Walkability in neighbourhood design

Wide footpath in a shopping strip which has a veranda overhead. There are planter boxes and a seat.Health professionals say the lack of walking is a major factor in poor long term health. But do planners consider the breadth and diversity of the population? Perhaps we need a broader definition of walkability in neighbourhood design.

Lisa Stafford and Claudia Baldwin discuss the issues in their paper. They say few articles on walkable neighbourhoods include people with diverse abilities across the age spectrum. We need to design equitable space – places where everyone is welcome. They recommend that studies on walkable neighbourhoods encapsulate diverse abilities and ages. 

The title of the article is, Planning Walkable Neighborhoods: Are we overlooking diversity in ability and ages? It is available through Sage Journals via your institution. Or you can access for a free read through QUT e-prints

Walkable, rollable, seatable, toiletable

A busy pedestrian street with lots of restaurant tables on both sides.We need a broader term than walkable to explain how everyone can be actively mobile in the community, says Lloyd Alter. In his blog article he adds that unless you are “young and fit and have perfect vision and aren’t pushing a stroller… many streets aren’t walkable at all…” Alter takes his point from a new book where other terms are coined:

    • Rollability. Walkability isn’t enough anymore
    • Strollerability, for people with kids
    • Walkerability, for older people pushing walkers
    • Seeability, for people with vision impairment
    • Seatability – places to sit down and rest
    • Toiletability – comfortable places to go to the bathroom
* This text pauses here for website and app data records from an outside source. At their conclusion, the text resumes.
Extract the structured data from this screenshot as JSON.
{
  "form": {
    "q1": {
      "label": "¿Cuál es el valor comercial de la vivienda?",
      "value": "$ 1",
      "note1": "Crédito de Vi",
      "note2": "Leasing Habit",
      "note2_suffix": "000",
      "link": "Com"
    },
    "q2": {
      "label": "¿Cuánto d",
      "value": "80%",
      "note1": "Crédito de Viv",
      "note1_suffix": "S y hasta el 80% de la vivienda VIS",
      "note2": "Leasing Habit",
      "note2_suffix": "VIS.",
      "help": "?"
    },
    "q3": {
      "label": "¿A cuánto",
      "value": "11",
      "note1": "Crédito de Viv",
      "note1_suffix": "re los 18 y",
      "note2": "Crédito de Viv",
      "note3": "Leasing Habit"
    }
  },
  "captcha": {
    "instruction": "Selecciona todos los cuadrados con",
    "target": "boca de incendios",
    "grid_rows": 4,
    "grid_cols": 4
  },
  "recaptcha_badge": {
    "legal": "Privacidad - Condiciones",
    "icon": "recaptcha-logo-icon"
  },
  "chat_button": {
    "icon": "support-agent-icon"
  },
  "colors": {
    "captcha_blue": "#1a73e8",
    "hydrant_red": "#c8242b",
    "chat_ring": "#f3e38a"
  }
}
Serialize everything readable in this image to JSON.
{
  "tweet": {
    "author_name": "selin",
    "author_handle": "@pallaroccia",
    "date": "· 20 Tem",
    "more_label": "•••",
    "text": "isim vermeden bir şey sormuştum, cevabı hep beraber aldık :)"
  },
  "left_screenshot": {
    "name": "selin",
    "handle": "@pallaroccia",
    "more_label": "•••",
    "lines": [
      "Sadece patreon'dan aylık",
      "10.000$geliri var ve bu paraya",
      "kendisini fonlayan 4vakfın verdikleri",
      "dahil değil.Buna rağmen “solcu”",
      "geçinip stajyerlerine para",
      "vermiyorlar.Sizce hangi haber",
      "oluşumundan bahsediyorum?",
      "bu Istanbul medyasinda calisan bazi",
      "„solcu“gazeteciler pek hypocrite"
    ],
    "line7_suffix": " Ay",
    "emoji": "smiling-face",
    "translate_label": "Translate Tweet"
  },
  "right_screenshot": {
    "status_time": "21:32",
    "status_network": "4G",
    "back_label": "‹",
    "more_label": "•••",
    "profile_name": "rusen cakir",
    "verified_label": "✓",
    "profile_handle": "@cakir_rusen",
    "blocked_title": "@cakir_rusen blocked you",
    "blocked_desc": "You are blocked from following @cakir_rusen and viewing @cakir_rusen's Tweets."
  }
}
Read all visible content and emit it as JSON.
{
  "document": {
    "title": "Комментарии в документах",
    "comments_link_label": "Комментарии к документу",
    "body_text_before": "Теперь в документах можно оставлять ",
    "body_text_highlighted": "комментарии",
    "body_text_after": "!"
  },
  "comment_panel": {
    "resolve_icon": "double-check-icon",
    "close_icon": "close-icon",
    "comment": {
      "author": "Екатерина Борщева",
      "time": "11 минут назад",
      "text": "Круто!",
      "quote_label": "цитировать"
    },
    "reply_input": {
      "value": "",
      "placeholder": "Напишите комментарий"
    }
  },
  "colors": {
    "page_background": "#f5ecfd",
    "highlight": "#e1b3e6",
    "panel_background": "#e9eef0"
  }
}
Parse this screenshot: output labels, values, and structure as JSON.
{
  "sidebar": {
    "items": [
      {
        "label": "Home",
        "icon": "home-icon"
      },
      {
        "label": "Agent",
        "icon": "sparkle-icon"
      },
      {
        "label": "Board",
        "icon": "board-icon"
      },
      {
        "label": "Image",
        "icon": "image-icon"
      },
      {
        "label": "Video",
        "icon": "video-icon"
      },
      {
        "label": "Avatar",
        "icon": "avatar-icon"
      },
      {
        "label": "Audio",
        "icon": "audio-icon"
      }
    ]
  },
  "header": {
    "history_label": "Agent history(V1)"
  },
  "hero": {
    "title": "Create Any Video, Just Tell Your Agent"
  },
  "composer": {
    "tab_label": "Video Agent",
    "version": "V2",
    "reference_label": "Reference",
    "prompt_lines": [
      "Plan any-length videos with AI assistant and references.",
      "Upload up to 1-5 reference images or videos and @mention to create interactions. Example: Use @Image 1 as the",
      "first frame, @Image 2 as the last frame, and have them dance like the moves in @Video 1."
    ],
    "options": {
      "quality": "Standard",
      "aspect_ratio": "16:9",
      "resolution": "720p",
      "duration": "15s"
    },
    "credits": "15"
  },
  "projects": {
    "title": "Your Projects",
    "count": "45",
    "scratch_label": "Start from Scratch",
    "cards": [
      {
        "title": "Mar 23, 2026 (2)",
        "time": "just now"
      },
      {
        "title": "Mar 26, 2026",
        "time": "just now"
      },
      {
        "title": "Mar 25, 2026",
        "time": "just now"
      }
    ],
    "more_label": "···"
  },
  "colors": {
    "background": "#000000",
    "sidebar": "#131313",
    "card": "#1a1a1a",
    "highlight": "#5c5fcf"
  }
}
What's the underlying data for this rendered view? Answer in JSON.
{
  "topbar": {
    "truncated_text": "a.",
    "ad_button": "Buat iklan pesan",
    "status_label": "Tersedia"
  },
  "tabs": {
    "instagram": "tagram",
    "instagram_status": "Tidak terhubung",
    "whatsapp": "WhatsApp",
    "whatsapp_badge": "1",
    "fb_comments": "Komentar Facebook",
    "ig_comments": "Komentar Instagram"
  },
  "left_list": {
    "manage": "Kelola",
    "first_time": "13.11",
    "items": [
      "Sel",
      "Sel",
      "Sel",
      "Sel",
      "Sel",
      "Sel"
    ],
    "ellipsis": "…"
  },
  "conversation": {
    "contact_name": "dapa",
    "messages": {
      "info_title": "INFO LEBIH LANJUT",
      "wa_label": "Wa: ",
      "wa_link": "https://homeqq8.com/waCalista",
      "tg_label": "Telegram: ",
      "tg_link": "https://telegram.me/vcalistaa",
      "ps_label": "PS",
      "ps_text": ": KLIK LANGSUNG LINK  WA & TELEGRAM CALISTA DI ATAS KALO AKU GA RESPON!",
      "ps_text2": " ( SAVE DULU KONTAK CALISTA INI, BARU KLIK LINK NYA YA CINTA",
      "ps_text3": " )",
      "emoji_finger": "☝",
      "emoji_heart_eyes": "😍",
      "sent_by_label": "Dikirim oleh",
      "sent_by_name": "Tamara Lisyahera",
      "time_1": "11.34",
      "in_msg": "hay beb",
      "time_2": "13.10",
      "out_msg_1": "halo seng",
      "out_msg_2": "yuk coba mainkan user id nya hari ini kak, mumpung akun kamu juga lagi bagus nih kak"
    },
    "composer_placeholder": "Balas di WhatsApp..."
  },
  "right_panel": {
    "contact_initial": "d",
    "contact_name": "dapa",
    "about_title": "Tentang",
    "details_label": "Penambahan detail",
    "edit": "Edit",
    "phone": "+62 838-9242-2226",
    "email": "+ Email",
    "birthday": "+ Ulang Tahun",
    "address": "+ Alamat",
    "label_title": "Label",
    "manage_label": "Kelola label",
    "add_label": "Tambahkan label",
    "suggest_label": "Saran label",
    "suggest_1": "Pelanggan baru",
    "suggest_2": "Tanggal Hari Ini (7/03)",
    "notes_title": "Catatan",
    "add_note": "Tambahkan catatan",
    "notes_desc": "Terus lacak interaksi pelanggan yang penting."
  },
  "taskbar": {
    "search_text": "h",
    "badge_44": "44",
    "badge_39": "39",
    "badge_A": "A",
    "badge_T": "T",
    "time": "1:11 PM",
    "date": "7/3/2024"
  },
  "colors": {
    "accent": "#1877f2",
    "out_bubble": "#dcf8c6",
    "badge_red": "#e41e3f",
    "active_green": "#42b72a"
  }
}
“All of these contribute to making a city useable for everyone. So we need a broader term for this” says Alter. His suggestions are activemobility, or activeability to cover all the ways different people get around in cities. He says he is open to suggestions for a better word. 

The title of the blog article is, We need a better word than ‘walkable’. The title of the book is Walkable City Rules by Jeff Speck.

Pedestrians First: A Walkability Tool

Front cover of the Pedestrians First resource showing a wide footpath with people of all ages walking across the full width of the path.Cities are expected to hold seventy percent of the the world’s population by 2050. In planning terms that is very soon. Encouraging walking is talked about as if it was just a matter of persuading us to do it. However, planners and urban designers need to focus more on pedestrian needs and find out what the barriers are to getting out and about on foot and with wheels. The Institute for Transportation and Development has a new tool, Pedestrians First: Tools for a Walkable City.

Joe Chestnut, author, says, “but walkability is not just a sidewalk, it’s a whole system of design and infrastructure”. The tool aims to create a better understanding of walkability and ways to measure features. Their interpretation of walkability also includes people with disability. Best practice examples from around the world are provided.  But note – an even footpath or sidewalk is still required!

What about the stairs?

Looking up a long flight of stone steps in a park. No handrails.Walkability is discussed as the solution to keeping people active and engaged in their community. A research study on stairs and older people concludes that the presence of stairs “may deter older persons (and others) from walking outdoors.” The study was a systematic review of the literature. The full article is available online from BMC Public Health. Or you can download the PDF. The title is “Examining the relationships between walkability and physical activity among older persons: what about stairs?” by Nancy Edwards and Joshun Dulai. 

Accessibility Toolbar